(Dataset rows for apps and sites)
::::
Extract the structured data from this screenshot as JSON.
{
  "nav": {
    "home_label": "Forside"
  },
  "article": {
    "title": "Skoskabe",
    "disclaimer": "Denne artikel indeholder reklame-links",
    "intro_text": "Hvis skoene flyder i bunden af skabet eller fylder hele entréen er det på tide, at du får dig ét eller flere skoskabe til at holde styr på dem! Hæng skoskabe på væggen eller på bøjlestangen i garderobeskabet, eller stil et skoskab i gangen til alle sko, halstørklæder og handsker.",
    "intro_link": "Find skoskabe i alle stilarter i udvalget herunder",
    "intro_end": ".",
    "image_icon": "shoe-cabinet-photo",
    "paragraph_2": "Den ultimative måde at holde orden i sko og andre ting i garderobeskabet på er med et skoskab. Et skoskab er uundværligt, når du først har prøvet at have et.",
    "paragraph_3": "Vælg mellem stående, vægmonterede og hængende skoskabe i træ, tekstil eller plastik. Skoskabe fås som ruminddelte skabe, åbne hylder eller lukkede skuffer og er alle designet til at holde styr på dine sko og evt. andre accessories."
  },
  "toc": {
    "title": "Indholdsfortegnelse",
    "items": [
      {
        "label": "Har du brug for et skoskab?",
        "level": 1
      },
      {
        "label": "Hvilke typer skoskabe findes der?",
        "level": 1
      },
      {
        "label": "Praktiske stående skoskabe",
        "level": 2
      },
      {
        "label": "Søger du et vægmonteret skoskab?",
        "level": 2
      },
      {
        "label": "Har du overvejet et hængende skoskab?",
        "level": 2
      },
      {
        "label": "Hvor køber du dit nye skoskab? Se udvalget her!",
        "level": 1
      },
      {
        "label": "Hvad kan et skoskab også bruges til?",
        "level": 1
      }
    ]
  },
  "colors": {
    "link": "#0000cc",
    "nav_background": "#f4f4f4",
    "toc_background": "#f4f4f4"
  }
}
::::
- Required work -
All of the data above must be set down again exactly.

- Task output -
Extract the structured data from this screenshot as JSON.
{
  "nav": {
    "home_label": "Forside"
  },
  "article": {
    "title": "Skoskabe",
    "disclaimer": "Denne artikel indeholder reklame-links",
    "intro_text": "Hvis skoene flyder i bunden af skabet eller fylder hele entréen er det på tide, at du får dig ét eller flere skoskabe til at holde styr på dem! Hæng skoskabe på væggen eller på bøjlestangen i garderobeskabet, eller stil et skoskab i gangen til alle sko, halstørklæder og handsker.",
    "intro_link": "Find skoskabe i alle stilarter i udvalget herunder",
    "intro_end": ".",
    "image_icon": "shoe-cabinet-photo",
    "paragraph_2": "Den ultimative måde at holde orden i sko og andre ting i garderobeskabet på er med et skoskab. Et skoskab er uundværligt, når du først har prøvet at have et.",
    "paragraph_3": "Vælg mellem stående, vægmonterede og hængende skoskabe i træ, tekstil eller plastik. Skoskabe fås som ruminddelte skabe, åbne hylder eller lukkede skuffer og er alle designet til at holde styr på dine sko og evt. andre accessories."
  },
  "toc": {
    "title": "Indholdsfortegnelse",
    "items": [
      {
        "label": "Har du brug for et skoskab?",
        "level": 1
      },
      {
        "label": "Hvilke typer skoskabe findes der?",
        "level": 1
      },
      {
        "label": "Praktiske stående skoskabe",
        "level": 2
      },
      {
        "label": "Søger du et vægmonteret skoskab?",
        "level": 2
      },
      {
        "label": "Har du overvejet et hængende skoskab?",
        "level": 2
      },
      {
        "label": "Hvor køber du dit nye skoskab? Se udvalget her!",
        "level": 1
      },
      {
        "label": "Hvad kan et skoskab også bruges til?",
        "level": 1
      }
    ]
  },
  "colors": {
    "link": "#0000cc",
    "nav_background": "#f4f4f4",
    "toc_background": "#f4f4f4"
  }
}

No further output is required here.